While the current wave of M&As among container lines does not directly solve industry-wide overcapacity, only their ability to survive, the industry is moving towards fewer but stronger, and in time more stable carriers.
After the big three Japanese shipping companies, Kawasaki Kisen Kaisha (K Line), Mitsui O.S.K. Lines (MOL), and Nippon Yusen Kabushiki Kaisha (NYK Line), agreed to establish a new joint-venture company to integrate their container shipping businesses, the move is expected to cast medium-sized carriers adrift.
The merger, planned to commence operations in April 2018, will further contribute to the rapid consolidation of the container carrier industry and will create a very clear dividing line between the biggest and medium-sized carriers, which could be the spark for even more M&A, Drewry said.
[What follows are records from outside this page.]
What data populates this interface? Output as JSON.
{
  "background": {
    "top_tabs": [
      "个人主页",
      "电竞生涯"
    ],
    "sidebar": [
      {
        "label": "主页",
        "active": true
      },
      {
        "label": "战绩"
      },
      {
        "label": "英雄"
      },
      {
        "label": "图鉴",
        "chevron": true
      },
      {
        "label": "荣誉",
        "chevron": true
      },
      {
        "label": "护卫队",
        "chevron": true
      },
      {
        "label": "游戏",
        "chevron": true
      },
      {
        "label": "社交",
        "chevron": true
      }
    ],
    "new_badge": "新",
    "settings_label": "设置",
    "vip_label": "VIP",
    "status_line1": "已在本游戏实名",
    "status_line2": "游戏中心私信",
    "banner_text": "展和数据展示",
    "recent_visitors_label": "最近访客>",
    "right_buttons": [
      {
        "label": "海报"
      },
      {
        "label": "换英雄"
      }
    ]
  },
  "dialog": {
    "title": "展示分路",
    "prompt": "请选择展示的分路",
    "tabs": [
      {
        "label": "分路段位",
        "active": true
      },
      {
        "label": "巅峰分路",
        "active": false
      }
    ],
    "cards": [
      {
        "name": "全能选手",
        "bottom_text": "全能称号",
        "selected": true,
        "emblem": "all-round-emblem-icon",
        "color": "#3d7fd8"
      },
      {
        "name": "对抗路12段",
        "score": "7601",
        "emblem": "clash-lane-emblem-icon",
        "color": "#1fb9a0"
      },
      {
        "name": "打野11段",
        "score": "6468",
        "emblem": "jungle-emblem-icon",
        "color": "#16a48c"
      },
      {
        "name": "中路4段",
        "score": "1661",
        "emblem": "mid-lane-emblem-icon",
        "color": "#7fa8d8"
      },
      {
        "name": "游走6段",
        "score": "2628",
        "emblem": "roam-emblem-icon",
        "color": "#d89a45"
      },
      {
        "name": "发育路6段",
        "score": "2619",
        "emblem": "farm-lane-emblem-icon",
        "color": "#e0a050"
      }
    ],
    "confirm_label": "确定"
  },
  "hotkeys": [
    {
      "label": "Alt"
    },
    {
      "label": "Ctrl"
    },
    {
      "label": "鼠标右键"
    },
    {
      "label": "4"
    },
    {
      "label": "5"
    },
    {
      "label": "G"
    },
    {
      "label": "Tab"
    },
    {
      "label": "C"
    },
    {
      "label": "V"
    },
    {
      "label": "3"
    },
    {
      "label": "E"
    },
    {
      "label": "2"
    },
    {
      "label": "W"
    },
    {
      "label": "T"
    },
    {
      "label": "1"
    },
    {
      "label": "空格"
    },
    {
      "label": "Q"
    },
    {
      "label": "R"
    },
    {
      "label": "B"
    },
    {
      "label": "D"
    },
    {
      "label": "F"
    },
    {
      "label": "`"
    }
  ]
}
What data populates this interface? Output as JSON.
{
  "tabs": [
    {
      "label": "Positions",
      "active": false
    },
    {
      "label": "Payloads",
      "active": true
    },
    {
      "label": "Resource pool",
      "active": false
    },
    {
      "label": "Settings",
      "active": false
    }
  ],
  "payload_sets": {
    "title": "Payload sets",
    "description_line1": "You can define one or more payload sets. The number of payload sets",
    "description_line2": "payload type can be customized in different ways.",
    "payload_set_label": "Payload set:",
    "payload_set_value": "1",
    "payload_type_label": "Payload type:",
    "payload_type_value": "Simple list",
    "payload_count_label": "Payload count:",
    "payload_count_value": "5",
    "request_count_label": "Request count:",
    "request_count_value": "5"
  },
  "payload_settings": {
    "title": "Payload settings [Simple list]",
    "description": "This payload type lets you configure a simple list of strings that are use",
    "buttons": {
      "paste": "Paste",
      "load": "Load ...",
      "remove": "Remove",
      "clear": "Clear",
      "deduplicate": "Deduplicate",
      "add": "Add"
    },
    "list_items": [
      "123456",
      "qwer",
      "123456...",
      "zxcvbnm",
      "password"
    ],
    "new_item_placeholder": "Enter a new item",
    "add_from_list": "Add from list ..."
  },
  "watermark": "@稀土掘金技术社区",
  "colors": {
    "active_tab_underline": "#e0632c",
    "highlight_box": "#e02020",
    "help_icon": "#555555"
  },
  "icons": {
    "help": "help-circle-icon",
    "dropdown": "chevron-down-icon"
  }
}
The formation of the J Lines is in keeping with the current wave of M&A activity that is driven by survival instincts and potential cost savings from greater scale economies.
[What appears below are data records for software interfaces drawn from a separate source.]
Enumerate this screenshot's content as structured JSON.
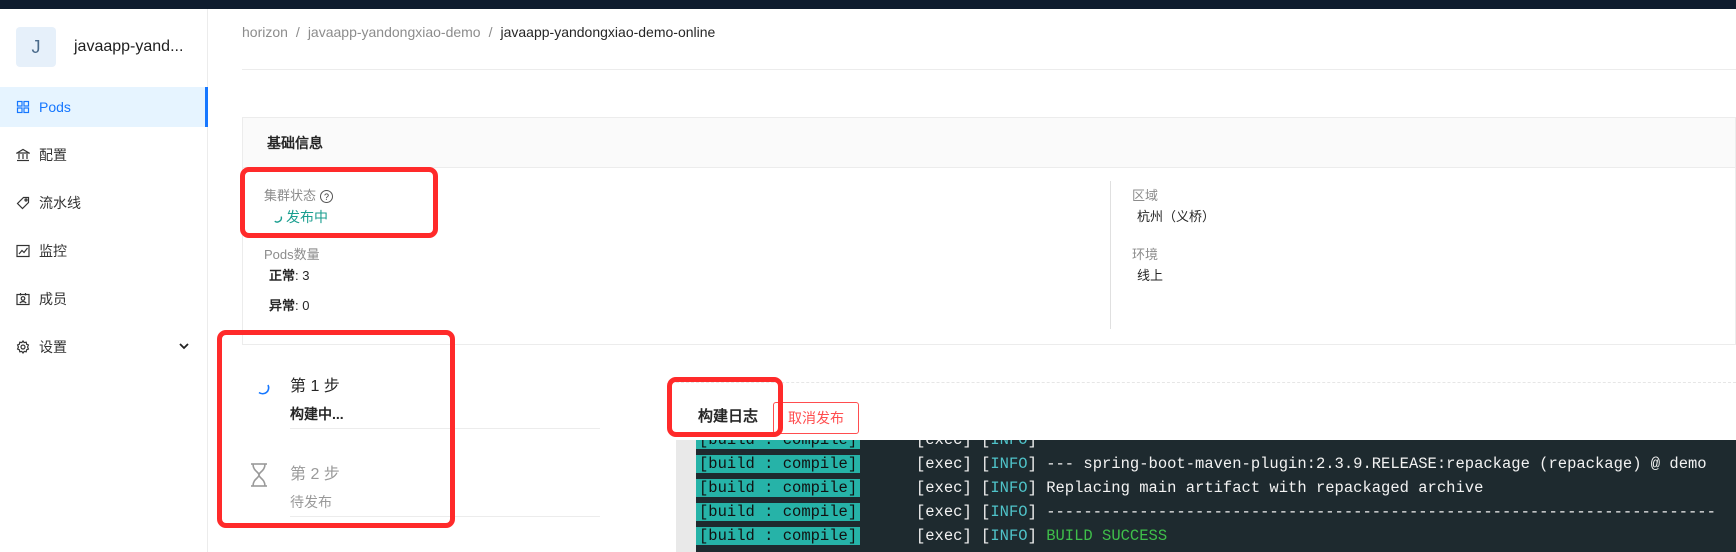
{
  "app": {
    "avatar_letter": "J",
    "name": "javaapp-yand..."
  },
  "sidebar": {
    "items": [
      {
        "label": "Pods",
        "icon": "grid-icon",
        "active": true
      },
      {
        "label": "配置",
        "icon": "bank-icon"
      },
      {
        "label": "流水线",
        "icon": "tag-icon"
      },
      {
        "label": "监控",
        "icon": "chart-icon"
      },
      {
        "label": "成员",
        "icon": "member-card-icon"
      },
      {
        "label": "设置",
        "icon": "gear-icon",
        "has_submenu": true
      }
    ]
  },
  "breadcrumb": {
    "items": [
      "horizon",
      "javaapp-yandongxiao-demo",
      "javaapp-yandongxiao-demo-online"
    ],
    "separator": "/"
  },
  "basic_info": {
    "title": "基础信息",
    "cluster_status_label": "集群状态",
    "help_icon": "?",
    "cluster_status_value": "发布中",
    "pods_label": "Pods数量",
    "normal_label": "正常",
    "normal_value": ": 3",
    "abnormal_label": "异常",
    "abnormal_value": ": 0",
    "region_label": "区域",
    "region_value": "杭州（义桥）",
    "env_label": "环境",
    "env_value": "线上"
  },
  "steps": [
    {
      "title": "第 1 步",
      "status": "构建中...",
      "state": "running"
    },
    {
      "title": "第 2 步",
      "status": "待发布",
      "state": "waiting"
    }
  ],
  "build_log": {
    "title": "构建日志",
    "cancel_label": "取消发布",
    "lines": [
      {
        "tag": "[build : compile]",
        "exec": "      [exec] [",
        "level": "INFO",
        "msg": "]"
      },
      {
        "tag": "[build : compile]",
        "exec": "      [exec] [",
        "level": "INFO",
        "msg": "] --- spring-boot-maven-plugin:2.3.9.RELEASE:repackage (repackage) @ demo"
      },
      {
        "tag": "[build : compile]",
        "exec": "      [exec] [",
        "level": "INFO",
        "msg": "] Replacing main artifact with repackaged archive"
      },
      {
        "tag": "[build : compile]",
        "exec": "      [exec] [",
        "level": "INFO",
        "msg": "] ------------------------------------------------------------------------"
      },
      {
        "tag": "[build : compile]",
        "exec": "      [exec] [",
        "level": "INFO",
        "msg": "] ",
        "success": "BUILD SUCCESS"
      }
    ]
  },
  "colors": {
    "accent": "#1677ff",
    "status": "#1a9e8f",
    "danger": "#ff4d4f",
    "terminal_bg": "#1e2a2f",
    "annotation": "#ff2a2a"
  }
}
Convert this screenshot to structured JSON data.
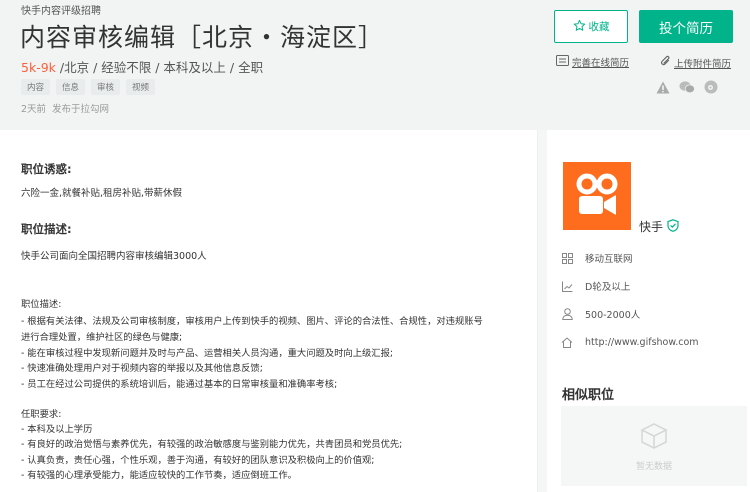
{
  "header": {
    "company_line": "快手内容评级招聘",
    "title": "内容审核编辑［北京・海淀区］",
    "salary": "5k-9k",
    "meta_rest": " /北京 / 经验不限 / 本科及以上 / 全职",
    "tags": [
      "内容",
      "信息",
      "审核",
      "视频"
    ],
    "publish_time": "2天前",
    "publish_source": "发布于拉勾网"
  },
  "actions": {
    "favorite": "收藏",
    "apply": "投个简历",
    "online_resume": "完善在线简历",
    "upload_resume": "上传附件简历"
  },
  "content": {
    "advantage_title": "职位诱惑:",
    "advantage_text": "六险一金,就餐补贴,租房补贴,带薪休假",
    "desc_title": "职位描述:",
    "desc_intro": "快手公司面向全国招聘内容审核编辑3000人",
    "desc_lines": [
      "职位描述:",
      "- 根据有关法律、法规及公司审核制度，审核用户上传到快手的视频、图片、评论的合法性、合规性，对违规账号",
      "进行合理处置，维护社区的绿色与健康;",
      "- 能在审核过程中发现新问题并及时与产品、运营相关人员沟通，重大问题及时向上级汇报;",
      "- 快速准确处理用户对于视频内容的举报以及其他信息反馈;",
      "- 员工在经过公司提供的系统培训后，能通过基本的日常审核量和准确率考核;",
      "",
      "任职要求:",
      "- 本科及以上学历",
      "- 有良好的政治觉悟与素养优先，有较强的政治敏感度与鉴别能力优先，共青团员和党员优先;",
      "- 认真负责，责任心强，个性乐观，善于沟通，有较好的团队意识及积极向上的价值观;",
      "- 有较强的心理承受能力，能适应较快的工作节奏，适应倒班工作。"
    ]
  },
  "company": {
    "name": "快手",
    "industry": "移动互联网",
    "stage": "D轮及以上",
    "size": "500-2000人",
    "website": "http://www.gifshow.com"
  },
  "similar": {
    "title": "相似职位",
    "empty": "暂无数据"
  },
  "colors": {
    "accent": "#00b38a",
    "salary": "#fd5f39",
    "logo": "#fe6d1e"
  }
}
“With the industry at the start of a long road to recovery there is huge upside potential for the enlarged carriers that can stick it out. However, there are still some large obstacles that need to be hurdled to achieve profitability again, most obviously the industry’s structural oversupply, which none of these merger deals solve,” Drewry said.
The shipping consultancy added that the end result of this industry restructuring must be sensible commercial pricing and an emphasis on revenue improvement. Cost savings, synergies and economies of scale by shipping lines are necessary, but are insufficient if services continue to be provided at non-compensatory prices, according to Drewry.